For example, the blurb for #6012, George’s shirt pattern says “this shirt has been duplicated, with permission, from one of New York’s finest men’s dress shirts” which seems really good to me.
But to my mind, a good men’s shirt always has a yoke. If you look on the website, the schematic for the pattern doesn’t indicate a yoke. In fact, the pattern does have a back yoke. I’ve added it in where it should be with the red line below.
Now probably Peggy is confident on the fundamentals, she would probably never make a men’s shirt pattern without a yoke and, if you know her well, you would be aware of that. But, missing this detail from the schematic would throw off newbies such as myself. When you are starting out, it is very easy to be confused by sorting out silly mistake from fundamental error. For instance I can now read a knitting or crochet pattern and it is obvious to me where there is a silly mistake or typo. Being new to sewing, I can’t do this. To reduce the barriers to initial sewing success it really helps when EVERYTHING is accurate, and you can streamline your effort productively.

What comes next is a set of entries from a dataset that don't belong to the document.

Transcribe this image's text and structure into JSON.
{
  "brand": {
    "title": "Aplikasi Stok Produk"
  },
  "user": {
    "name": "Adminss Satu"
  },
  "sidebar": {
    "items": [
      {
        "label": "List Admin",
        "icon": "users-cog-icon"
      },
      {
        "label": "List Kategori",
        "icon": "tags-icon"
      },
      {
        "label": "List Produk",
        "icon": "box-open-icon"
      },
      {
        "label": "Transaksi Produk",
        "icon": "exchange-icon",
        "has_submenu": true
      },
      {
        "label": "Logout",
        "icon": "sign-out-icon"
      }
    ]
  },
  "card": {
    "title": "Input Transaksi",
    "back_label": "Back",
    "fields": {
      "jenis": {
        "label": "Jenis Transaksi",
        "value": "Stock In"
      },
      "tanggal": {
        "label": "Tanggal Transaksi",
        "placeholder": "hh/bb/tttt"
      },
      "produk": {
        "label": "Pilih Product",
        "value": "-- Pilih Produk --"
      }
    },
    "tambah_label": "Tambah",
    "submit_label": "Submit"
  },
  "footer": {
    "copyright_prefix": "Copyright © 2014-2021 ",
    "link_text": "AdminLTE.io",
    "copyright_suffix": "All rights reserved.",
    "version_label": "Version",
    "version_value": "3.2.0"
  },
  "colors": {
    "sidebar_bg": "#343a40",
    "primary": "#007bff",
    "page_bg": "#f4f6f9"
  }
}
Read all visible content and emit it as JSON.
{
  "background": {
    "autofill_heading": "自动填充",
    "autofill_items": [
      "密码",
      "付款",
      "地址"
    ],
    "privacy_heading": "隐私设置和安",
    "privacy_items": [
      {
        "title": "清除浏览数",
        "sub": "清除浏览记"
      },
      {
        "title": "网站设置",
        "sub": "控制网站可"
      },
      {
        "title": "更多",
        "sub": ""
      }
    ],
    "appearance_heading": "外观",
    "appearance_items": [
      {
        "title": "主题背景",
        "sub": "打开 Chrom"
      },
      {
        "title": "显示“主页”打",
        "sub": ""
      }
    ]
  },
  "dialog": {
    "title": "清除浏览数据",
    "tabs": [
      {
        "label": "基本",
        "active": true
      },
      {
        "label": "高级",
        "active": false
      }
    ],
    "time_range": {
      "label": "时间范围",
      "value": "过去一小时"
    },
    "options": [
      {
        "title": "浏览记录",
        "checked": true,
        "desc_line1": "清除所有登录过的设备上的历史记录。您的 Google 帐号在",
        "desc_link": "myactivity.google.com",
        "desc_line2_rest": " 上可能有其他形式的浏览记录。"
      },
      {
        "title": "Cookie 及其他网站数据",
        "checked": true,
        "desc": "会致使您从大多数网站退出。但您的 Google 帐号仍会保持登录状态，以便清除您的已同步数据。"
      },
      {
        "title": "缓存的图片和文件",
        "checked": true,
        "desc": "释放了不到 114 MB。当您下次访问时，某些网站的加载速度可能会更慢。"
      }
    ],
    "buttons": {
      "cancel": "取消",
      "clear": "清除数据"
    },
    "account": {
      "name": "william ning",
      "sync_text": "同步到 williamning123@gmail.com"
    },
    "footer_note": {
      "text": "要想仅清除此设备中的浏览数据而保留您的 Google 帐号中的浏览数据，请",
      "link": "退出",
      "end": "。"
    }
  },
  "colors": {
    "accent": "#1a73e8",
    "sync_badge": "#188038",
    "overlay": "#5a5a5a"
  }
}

I really strongly recommend the Peggy Saggers webcasts (freely available) and now I have all her DVDs as well. I have learned to trust her even though sometimes I haven’t the foggiest idea of what she is talking about. To be fair on myself, pattern making and garment sewing are enormous topics and one can’t simply absorb this stuff instantly.
I adore Peggy’s attitude, her accessibility, her willingness to put time into educating the public in how we can implement up-to-date sewing techniques for accuracy, and copy what is current in high-end RTW.
In the process, she is liberating hobbyist sewing from the 1050′s straitjacket it sometimes appears bogged down in. In my view, this seems is critical if the new generation of sewists will do more than Threadbangers style T-shirt refashioning projects and will actually make something that they will wear to a (successful) job interview.
As I go through the sewing process of this pattern I hope to document how I approached the sewing process and bridged the knowledge gap from my perspective as a newbie.